  20. Strategy Guideline: Compact Air Distribution Systems

    SciTech Connect (OSTI)

    Burdick, A.

    2013-06-01

    This Strategy Guideline discusses the benefits and challenges of using a compact air distribution system to handle the reduced loads and reduced air volume needed to condition the space within an energy efficient home. Traditional systems sized by 'rule of thumb' (i.e., 1 ton of cooling per 400 ft2 of floor space) that 'wash' the exterior walls with conditioned air from floor registers cannot provide appropriate air mixing and moisture removal in low-load homes.

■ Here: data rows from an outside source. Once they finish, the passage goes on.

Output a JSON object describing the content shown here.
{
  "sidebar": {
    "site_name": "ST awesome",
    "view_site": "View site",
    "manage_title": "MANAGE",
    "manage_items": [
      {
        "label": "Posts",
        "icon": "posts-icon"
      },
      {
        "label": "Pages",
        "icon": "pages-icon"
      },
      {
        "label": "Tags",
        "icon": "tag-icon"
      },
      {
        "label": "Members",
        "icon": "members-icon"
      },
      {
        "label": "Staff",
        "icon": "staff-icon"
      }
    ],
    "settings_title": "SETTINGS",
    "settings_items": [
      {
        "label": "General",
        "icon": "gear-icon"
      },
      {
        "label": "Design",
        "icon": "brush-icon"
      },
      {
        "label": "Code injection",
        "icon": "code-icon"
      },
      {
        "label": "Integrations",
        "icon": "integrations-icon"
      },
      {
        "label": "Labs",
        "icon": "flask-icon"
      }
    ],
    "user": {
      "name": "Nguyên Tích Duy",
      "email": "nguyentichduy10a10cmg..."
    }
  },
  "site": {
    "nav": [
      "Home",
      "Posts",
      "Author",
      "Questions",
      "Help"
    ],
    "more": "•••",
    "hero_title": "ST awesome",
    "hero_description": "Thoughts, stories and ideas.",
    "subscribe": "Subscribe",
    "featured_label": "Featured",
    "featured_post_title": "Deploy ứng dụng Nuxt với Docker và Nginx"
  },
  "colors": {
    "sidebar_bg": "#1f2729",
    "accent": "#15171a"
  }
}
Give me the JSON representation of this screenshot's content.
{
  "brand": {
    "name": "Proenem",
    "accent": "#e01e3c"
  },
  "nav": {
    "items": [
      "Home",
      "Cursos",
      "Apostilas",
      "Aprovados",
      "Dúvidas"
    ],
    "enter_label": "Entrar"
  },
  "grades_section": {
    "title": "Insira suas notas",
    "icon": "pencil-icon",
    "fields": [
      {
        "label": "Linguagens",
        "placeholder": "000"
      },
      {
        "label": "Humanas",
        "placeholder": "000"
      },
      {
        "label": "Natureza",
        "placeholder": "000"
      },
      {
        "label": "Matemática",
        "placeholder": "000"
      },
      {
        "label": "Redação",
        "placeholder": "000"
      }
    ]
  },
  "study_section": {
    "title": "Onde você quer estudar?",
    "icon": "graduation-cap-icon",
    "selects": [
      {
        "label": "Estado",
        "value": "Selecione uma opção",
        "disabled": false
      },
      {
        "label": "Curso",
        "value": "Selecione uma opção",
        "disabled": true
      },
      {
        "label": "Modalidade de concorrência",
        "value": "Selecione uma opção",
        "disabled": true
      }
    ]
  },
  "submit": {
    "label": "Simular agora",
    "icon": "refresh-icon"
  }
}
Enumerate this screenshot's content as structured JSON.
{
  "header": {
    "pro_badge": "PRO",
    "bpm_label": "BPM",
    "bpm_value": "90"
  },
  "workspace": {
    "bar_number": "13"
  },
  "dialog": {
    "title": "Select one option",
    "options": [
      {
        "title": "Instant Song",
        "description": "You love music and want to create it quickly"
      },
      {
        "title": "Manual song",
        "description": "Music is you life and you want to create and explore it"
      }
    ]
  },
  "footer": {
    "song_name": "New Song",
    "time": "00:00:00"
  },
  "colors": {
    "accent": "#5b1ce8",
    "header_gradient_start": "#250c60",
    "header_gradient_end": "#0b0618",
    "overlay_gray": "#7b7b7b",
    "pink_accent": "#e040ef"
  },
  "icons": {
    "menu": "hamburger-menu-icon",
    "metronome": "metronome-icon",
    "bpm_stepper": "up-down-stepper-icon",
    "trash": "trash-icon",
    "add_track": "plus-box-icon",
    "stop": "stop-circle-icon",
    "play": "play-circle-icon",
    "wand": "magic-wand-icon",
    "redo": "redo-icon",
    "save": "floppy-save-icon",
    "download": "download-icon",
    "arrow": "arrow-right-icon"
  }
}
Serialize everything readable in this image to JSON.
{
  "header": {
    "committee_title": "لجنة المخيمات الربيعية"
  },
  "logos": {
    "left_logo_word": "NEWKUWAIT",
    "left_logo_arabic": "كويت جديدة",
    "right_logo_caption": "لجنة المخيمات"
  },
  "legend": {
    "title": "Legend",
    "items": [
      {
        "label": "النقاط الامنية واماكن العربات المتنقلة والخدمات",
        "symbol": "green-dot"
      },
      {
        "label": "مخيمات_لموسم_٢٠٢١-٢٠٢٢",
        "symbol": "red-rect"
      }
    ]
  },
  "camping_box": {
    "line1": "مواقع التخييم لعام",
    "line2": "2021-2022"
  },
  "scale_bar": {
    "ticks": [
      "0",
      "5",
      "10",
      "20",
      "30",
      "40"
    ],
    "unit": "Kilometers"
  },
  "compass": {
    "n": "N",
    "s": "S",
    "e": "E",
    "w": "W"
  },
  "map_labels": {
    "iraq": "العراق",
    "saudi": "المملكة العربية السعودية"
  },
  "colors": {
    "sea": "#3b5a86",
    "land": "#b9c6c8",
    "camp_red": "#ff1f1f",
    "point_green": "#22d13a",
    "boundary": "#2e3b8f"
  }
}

A compact air distribution system locates the HVAC equipment centrally with shorter ducts run to interior walls, and ceiling supply outlets throw the air toward the exterior walls along the ceiling plane; alternatively, high sidewall supply outlets throw the air toward the exterior walls. Potential drawbacks include resistance from installing contractors or code officials who are unfamiliar with compact air distribution systems, as well as a lack of availability of low-cost high sidewall or ceiling supply outlets to meet the low air volumes with good throw characteristics. The decision criteria for a compact air distribution system must be determined early in the whole-house design process, considering both supply and return air design. However, careful installation of a compact air distribution system can result in lower material costs from smaller equipment, shorter duct runs, and fewer outlets; increased installation efficiencies, including ease of fitting the system into conditioned space; lower loads on a better balanced HVAC system, and overall improved energy efficiency of the home.